[RECORDS FOR THE TASK Boundary: Start]
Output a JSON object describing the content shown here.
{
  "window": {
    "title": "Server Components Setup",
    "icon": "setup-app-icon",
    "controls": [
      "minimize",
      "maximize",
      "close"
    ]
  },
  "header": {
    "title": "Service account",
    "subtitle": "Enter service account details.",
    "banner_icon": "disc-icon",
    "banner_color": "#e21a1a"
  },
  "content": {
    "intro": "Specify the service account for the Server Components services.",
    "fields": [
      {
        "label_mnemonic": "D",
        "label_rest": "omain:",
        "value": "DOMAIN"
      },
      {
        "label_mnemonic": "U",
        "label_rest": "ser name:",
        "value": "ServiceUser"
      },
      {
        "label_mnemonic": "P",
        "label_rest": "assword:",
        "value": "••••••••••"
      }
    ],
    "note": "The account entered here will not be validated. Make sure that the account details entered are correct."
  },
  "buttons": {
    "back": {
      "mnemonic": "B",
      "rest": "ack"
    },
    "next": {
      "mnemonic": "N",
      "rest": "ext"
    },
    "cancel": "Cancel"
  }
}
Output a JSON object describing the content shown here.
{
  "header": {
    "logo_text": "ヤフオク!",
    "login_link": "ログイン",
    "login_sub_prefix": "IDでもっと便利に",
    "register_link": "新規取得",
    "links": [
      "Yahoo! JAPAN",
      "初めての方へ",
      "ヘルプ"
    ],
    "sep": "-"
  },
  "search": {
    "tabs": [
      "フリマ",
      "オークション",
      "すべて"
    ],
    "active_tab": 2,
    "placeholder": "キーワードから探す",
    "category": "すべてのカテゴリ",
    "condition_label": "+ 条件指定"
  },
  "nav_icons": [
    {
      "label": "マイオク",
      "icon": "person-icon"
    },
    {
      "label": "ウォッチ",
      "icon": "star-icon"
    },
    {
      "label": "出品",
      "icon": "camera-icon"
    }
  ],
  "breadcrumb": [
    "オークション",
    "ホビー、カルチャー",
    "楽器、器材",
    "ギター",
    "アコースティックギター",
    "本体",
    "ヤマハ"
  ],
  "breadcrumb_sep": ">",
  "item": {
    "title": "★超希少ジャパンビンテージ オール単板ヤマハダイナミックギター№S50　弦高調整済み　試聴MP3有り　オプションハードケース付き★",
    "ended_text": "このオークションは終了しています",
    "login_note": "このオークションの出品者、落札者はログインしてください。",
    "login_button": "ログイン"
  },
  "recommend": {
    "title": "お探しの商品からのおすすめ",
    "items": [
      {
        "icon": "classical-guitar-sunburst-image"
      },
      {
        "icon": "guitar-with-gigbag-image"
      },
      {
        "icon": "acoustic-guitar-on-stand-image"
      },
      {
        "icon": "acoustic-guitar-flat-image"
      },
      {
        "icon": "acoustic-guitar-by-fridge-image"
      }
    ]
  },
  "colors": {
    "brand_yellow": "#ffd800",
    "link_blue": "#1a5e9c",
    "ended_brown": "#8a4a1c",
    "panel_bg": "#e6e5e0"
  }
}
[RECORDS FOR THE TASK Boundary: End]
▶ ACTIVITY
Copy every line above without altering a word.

▶ OUTPUT FOR THIS EXERCISE
Output a JSON object describing the content shown here.
{
  "window": {
    "title": "Server Components Setup",
    "icon": "setup-app-icon",
    "controls": [
      "minimize",
      "maximize",
      "close"
    ]
  },
  "header": {
    "title": "Service account",
    "subtitle": "Enter service account details.",
    "banner_icon": "disc-icon",
    "banner_color": "#e21a1a"
  },
  "content": {
    "intro": "Specify the service account for the Server Components services.",
    "fields": [
      {
        "label_mnemonic": "D",
        "label_rest": "omain:",
        "value": "DOMAIN"
      },
      {
        "label_mnemonic": "U",
        "label_rest": "ser name:",
        "value": "ServiceUser"
      },
      {
        "label_mnemonic": "P",
        "label_rest": "assword:",
        "value": "••••••••••"
      }
    ],
    "note": "The account entered here will not be validated. Make sure that the account details entered are correct."
  },
  "buttons": {
    "back": {
      "mnemonic": "B",
      "rest": "ack"
    },
    "next": {
      "mnemonic": "N",
      "rest": "ext"
    },
    "cancel": "Cancel"
  }
}
Output a JSON object describing the content shown here.
{
  "header": {
    "logo_text": "ヤフオク!",
    "login_link": "ログイン",
    "login_sub_prefix": "IDでもっと便利に",
    "register_link": "新規取得",
    "links": [
      "Yahoo! JAPAN",
      "初めての方へ",
      "ヘルプ"
    ],
    "sep": "-"
  },
  "search": {
    "tabs": [
      "フリマ",
      "オークション",
      "すべて"
    ],
    "active_tab": 2,
    "placeholder": "キーワードから探す",
    "category": "すべてのカテゴリ",
    "condition_label": "+ 条件指定"
  },
  "nav_icons": [
    {
      "label": "マイオク",
      "icon": "person-icon"
    },
    {
      "label": "ウォッチ",
      "icon": "star-icon"
    },
    {
      "label": "出品",
      "icon": "camera-icon"
    }
  ],
  "breadcrumb": [
    "オークション",
    "ホビー、カルチャー",
    "楽器、器材",
    "ギター",
    "アコースティックギター",
    "本体",
    "ヤマハ"
  ],
  "breadcrumb_sep": ">",
  "item": {
    "title": "★超希少ジャパンビンテージ オール単板ヤマハダイナミックギター№S50　弦高調整済み　試聴MP3有り　オプションハードケース付き★",
    "ended_text": "このオークションは終了しています",
    "login_note": "このオークションの出品者、落札者はログインしてください。",
    "login_button": "ログイン"
  },
  "recommend": {
    "title": "お探しの商品からのおすすめ",
    "items": [
      {
        "icon": "classical-guitar-sunburst-image"
      },
      {
        "icon": "guitar-with-gigbag-image"
      },
      {
        "icon": "acoustic-guitar-on-stand-image"
      },
      {
        "icon": "acoustic-guitar-flat-image"
      },
      {
        "icon": "acoustic-guitar-by-fridge-image"
      }
    ]
  },
  "colors": {
    "brand_yellow": "#ffd800",
    "link_blue": "#1a5e9c",
    "ended_brown": "#8a4a1c",
    "panel_bg": "#e6e5e0"
  }
}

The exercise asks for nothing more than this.